Messiah’s lab is ramping up the next phase of their studies to identify factors to help patients who have had bariatric surgery maintain their weight loss and avoid later complications. They are studying how care teams can help their patients promote positive mental health, sustain supportive lifestyle changes, and manage the logistical barriers the pandemic has worsened.
Elisa Morales-Marroquín, Ph.D., M.S., is a third-year postdoctoral researcher in Dr. Messiah’s laboratory. She has studied bariatric surgery through the Metabolic and Bariatric Surgery Accreditation and Quality Improvement Program’s (MBSAQIP) database. MBSAQIP contains aggregated data from hundreds of thousands of patients across the U.S. who have had MBS. It tracks patients pre- and post-operation.
Dr. Morales-Marroquín discovered that individuals with uncontrolled type 2 diabetes were more likely to have hospital readmission and less weight loss in the first 30 days following bariatric surgery. “Another risk of bariatric surgery is the development of potential infections,” Dr. Morales-Marroquín says. “We were the first group to show that consuming immunosuppressants prior to surgery increased by 95% the risk of C. Difficile infection post-surgery.”
This may further exacerbate complications due to COVID-19. Whereas corticosteroid use can help patients requiring supplemental oxygen while recovering from COVID-19, it may now predispose them to post-surgical complications in the future.

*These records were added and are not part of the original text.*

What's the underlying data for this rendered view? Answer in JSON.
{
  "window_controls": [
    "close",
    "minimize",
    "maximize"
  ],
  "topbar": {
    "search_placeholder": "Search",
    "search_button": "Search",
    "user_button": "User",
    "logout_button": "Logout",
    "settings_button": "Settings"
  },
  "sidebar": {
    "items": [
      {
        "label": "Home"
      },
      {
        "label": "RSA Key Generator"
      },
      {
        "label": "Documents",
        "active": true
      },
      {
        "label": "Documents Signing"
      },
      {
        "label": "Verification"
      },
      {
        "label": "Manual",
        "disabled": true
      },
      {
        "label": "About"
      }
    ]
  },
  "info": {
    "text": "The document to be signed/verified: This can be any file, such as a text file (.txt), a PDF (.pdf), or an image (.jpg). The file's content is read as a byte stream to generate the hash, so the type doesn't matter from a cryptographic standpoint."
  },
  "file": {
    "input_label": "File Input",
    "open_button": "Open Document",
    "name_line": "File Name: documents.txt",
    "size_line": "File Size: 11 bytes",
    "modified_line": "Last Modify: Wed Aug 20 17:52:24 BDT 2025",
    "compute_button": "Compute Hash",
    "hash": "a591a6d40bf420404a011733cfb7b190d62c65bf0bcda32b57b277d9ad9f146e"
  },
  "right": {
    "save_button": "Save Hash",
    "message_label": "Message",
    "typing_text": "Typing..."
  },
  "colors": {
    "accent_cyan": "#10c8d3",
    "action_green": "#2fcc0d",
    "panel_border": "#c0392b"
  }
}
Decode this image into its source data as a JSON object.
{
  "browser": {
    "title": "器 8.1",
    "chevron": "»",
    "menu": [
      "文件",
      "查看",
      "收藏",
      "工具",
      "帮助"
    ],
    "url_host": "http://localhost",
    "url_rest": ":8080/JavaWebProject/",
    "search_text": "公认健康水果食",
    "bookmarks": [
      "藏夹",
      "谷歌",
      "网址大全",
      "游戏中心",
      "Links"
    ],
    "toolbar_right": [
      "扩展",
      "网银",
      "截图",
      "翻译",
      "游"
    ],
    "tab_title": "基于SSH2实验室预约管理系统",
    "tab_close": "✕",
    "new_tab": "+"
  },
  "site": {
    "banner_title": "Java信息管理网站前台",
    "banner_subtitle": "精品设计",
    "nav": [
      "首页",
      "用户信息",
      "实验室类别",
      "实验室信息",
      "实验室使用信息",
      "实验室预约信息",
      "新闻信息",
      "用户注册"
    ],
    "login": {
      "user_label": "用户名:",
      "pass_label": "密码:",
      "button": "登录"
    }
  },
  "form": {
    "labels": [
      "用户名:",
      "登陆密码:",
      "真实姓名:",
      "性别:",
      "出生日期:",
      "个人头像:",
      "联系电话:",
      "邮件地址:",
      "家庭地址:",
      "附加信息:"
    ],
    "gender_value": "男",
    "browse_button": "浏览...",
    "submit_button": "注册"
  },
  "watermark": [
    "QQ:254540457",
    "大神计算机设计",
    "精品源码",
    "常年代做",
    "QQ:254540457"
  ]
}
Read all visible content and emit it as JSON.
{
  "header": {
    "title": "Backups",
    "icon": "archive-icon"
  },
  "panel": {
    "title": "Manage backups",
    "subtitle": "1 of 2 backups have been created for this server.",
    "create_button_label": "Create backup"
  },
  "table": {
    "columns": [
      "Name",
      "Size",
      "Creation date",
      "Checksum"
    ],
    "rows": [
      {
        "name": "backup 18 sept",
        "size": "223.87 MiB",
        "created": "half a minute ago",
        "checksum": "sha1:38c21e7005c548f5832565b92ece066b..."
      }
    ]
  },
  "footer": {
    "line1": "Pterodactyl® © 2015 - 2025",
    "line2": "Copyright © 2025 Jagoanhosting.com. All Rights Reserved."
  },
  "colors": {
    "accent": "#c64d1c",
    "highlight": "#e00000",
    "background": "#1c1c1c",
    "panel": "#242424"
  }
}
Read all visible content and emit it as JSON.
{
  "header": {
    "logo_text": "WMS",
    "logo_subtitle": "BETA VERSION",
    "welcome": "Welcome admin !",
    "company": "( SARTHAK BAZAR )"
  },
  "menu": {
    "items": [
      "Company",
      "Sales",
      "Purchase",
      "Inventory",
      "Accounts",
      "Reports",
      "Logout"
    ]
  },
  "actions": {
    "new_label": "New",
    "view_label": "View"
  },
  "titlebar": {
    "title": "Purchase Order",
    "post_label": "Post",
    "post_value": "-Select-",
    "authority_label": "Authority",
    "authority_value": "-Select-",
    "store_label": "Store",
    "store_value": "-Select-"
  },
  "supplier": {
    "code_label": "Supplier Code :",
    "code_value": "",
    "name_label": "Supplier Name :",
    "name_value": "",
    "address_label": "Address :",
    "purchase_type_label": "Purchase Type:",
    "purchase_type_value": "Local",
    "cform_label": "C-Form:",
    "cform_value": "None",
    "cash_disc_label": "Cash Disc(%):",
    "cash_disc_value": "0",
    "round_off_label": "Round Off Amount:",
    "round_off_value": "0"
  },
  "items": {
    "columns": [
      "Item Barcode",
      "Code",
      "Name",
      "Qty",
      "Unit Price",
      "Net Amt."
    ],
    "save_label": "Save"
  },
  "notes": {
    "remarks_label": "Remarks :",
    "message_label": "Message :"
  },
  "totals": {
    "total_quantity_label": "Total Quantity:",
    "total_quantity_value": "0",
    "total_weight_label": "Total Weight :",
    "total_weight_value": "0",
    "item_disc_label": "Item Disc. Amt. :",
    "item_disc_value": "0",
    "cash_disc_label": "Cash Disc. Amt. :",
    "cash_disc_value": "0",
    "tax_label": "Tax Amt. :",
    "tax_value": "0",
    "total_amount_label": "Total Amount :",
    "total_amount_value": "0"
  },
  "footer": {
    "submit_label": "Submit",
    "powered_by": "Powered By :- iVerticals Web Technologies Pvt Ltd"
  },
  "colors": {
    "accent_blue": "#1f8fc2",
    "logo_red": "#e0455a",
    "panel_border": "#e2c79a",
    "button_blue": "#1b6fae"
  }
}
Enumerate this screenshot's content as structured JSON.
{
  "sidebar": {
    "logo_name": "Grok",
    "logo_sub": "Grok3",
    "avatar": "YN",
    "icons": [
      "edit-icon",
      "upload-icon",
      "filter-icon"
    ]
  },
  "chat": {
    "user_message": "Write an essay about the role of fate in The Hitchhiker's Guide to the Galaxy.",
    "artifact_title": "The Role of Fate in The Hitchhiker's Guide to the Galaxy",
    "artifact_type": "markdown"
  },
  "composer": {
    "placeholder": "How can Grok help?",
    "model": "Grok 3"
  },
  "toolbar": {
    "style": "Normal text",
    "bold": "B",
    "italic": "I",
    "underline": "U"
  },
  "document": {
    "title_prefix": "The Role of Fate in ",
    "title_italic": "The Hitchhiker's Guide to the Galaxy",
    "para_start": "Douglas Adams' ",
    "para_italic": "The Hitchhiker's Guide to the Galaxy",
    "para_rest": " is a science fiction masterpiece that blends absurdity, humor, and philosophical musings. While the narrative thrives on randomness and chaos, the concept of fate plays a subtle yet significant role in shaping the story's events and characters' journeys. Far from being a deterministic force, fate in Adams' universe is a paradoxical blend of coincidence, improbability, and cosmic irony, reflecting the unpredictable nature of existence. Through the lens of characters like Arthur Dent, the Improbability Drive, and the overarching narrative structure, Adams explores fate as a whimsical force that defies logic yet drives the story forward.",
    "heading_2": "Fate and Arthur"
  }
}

Dr. Messiah and her team hope that identifying these and other factors contributing to MBS accessibility and long-term recovery, especially while navigating the stressors of the pandemic, will reduce the disparities in who is receiving the surgery. “The pandemic provided unique opportunities to listen to patients that we may not have had the opportunity to previously,” Dr. Messiah says. “We hope to make the most of this new information to support their care and long-term health improvements.”
Page updated March 15, 2022